Canadian Prime Minister Justin Trudeau is scrambling to contain a growing controversy involving a yearbook photo of him in brownface makeup during a 2001 costume party.
Trudeau—following the publishing of the photo on the Time Magazine website on Wednesday—has apologized and begged for forgiveness from Canadians.
The photo was said to be taken from a West Point Grey Academy yearbook—a private school in British Columbia—where Trudeau worked as a teacher before entering into politics.
The photo shows a 29-year-old Trudeau dressed in a turban and robe with dark makeup on his hands, face and neck.
Trudeau, who recently launched his reelection campaign, says he should have known better. “I’m pissed off at myself, I’m disappointed in myself,” he told reporters traveling with him on his campaign plane.
The Canadian prime minister however, isn’t the first politician to face scrutiny over racially insensitive photos, and actions from his earlier days.
Earlier in the year, Virginia Gov. Ralph Northam faced pressure to resign after an alleged picture of him surfaced wearing blackface. While Northam denied being in the photo, he did admit to wearing blackface to portray Michael Jackson at a 1980’s costume party.
Afterwards, Virginia Attorney General Mark Herring, and Alabama Gov. Kay Ivey both admitted to wearing blackface while in college.
According to the CBC, Trudeau claims the picture was taken at the school’s annual dinner, which had an “Arabian Nights” theme that year.
“In 2001, when I was a teacher in Vancouver, I attended a gala. The theme was Arabian Nights. I dressed up in an Aladdin costume and put makeup on. I shouldn’t have done that. I should have known better, but I didn’t and I’m really sorry,” he said.
Trudeau, who champions diversity and multiculturalism, said he didn’t consider it racist at the time, but said society knows better now.
“I take responsibility for my decision to do that. I shouldn’t have done it. I should have known better. It was something that I didn’t think was racist at the time, but now I recognize it was something racist to do and I am deeply sorry,” he added.

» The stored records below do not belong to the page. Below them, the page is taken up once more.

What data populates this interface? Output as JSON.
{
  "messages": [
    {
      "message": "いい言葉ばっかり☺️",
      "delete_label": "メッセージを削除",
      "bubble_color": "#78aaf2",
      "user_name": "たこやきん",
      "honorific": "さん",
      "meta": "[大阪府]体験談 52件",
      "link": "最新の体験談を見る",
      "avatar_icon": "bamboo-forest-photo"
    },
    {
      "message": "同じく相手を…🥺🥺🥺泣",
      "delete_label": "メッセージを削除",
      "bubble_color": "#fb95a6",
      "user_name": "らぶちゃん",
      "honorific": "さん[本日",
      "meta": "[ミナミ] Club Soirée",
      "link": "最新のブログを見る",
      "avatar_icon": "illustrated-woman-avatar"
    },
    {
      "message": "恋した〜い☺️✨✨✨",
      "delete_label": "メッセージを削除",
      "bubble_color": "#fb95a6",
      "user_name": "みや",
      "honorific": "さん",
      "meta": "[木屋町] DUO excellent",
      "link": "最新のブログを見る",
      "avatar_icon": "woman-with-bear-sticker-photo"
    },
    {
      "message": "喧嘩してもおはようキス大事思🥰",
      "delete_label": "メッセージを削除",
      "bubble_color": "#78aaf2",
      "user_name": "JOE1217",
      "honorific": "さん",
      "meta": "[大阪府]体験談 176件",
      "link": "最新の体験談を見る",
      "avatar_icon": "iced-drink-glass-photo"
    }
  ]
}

Trudeau also admitted to wearing blackface during a performance of Harry Belafonte’s “Banana Boat Song (Day-O)” during a talent show.
“When I was in high school, I dressed up at a talent show and sang Day O with makeup on.”
Canadian media outlet Global News, also reported on a third incident involving a video of Trudeau in blackface while raising his hands in the air and sticking out his tongue. It is unclear where the video originated from.
Following the release of the brownface photo, Trudeau claimed he would talk to his kids in the morning about taking responsibility.
“It is insulting. Any time we hear examples of brownface or blackface it’s making a mockery of someone for what they live, for what their lived experiences are. I think he has to answer for it,” said Leftist New Democrat leader Jagmeet Singh, a Sikh who wears a turban and is the first visible minority to lead a national party.
Conservative leader Andrew Scheer says brownface was racist in 2001 and is racist in 2019.
“What Canadians saw this evening was someone with a complete lack of judgment and integrity and someone who is not fit to govern this country,” said Scheer.
Nelson Wiseman, a political science professor at the University of Toronto, said he didn’t think the photo’s release would cause people to vote differently. Wiseman said race and blackface play a much bigger role in U.S. politics than in Canada.
“I don’t think this will swing the vote, although the story will get a lot of media play for a couple of days,” Wiseman said. “The Liberals may very well lose the election—they almost certainly will not do as well as in 2015—but this is not the type of scandal that will drive voters to the Conservatives.”
AP contributed to this report.